Excerpts from an interface dataset
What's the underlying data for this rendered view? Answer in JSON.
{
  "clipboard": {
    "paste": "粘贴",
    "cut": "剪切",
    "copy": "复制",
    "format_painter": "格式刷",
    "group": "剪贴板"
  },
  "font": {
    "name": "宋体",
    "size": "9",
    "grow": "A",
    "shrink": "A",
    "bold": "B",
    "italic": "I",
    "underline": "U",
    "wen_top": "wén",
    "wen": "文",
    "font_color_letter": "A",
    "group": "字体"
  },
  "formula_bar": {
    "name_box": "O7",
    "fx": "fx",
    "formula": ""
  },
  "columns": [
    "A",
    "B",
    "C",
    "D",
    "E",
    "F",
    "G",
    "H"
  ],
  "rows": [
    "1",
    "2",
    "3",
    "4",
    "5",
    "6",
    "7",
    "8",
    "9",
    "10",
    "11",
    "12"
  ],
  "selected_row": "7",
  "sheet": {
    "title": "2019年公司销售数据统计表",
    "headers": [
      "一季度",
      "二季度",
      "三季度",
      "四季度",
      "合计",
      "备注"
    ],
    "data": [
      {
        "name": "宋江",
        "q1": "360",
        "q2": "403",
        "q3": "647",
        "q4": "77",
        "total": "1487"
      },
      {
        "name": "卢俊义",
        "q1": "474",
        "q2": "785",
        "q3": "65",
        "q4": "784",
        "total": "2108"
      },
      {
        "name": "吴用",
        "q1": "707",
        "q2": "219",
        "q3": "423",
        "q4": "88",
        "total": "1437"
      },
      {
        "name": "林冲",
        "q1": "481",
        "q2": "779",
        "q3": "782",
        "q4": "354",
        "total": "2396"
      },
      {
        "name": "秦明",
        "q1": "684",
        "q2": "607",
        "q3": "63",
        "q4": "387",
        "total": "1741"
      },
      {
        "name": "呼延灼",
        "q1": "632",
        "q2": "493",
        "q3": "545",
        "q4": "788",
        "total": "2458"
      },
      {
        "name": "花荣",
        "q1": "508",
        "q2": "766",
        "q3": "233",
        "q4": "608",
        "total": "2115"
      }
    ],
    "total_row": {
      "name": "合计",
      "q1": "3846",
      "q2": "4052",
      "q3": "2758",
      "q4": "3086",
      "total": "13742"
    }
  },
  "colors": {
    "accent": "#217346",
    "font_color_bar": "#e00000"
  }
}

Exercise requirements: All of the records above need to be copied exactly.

Exercise response:
What's the underlying data for this rendered view? Answer in JSON.
{
  "clipboard": {
    "paste": "粘贴",
    "cut": "剪切",
    "copy": "复制",
    "format_painter": "格式刷",
    "group": "剪贴板"
  },
  "font": {
    "name": "宋体",
    "size": "9",
    "grow": "A",
    "shrink": "A",
    "bold": "B",
    "italic": "I",
    "underline": "U",
    "wen_top": "wén",
    "wen": "文",
    "font_color_letter": "A",
    "group": "字体"
  },
  "formula_bar": {
    "name_box": "O7",
    "fx": "fx",
    "formula": ""
  },
  "columns": [
    "A",
    "B",
    "C",
    "D",
    "E",
    "F",
    "G",
    "H"
  ],
  "rows": [
    "1",
    "2",
    "3",
    "4",
    "5",
    "6",
    "7",
    "8",
    "9",
    "10",
    "11",
    "12"
  ],
  "selected_row": "7",
  "sheet": {
    "title": "2019年公司销售数据统计表",
    "headers": [
      "一季度",
      "二季度",
      "三季度",
      "四季度",
      "合计",
      "备注"
    ],
    "data": [
      {
        "name": "宋江",
        "q1": "360",
        "q2": "403",
        "q3": "647",
        "q4": "77",
        "total": "1487"
      },
      {
        "name": "卢俊义",
        "q1": "474",
        "q2": "785",
        "q3": "65",
        "q4": "784",
        "total": "2108"
      },
      {
        "name": "吴用",
        "q1": "707",
        "q2": "219",
        "q3": "423",
        "q4": "88",
        "total": "1437"
      },
      {
        "name": "林冲",
        "q1": "481",
        "q2": "779",
        "q3": "782",
        "q4": "354",
        "total": "2396"
      },
      {
        "name": "秦明",
        "q1": "684",
        "q2": "607",
        "q3": "63",
        "q4": "387",
        "total": "1741"
      },
      {
        "name": "呼延灼",
        "q1": "632",
        "q2": "493",
        "q3": "545",
        "q4": "788",
        "total": "2458"
      },
      {
        "name": "花荣",
        "q1": "508",
        "q2": "766",
        "q3": "233",
        "q4": "608",
        "total": "2115"
      }
    ],
    "total_row": {
      "name": "合计",
      "q1": "3846",
      "q2": "4052",
      "q3": "2758",
      "q4": "3086",
      "total": "13742"
    }
  },
  "colors": {
    "accent": "#217346",
    "font_color_bar": "#e00000"
  }
}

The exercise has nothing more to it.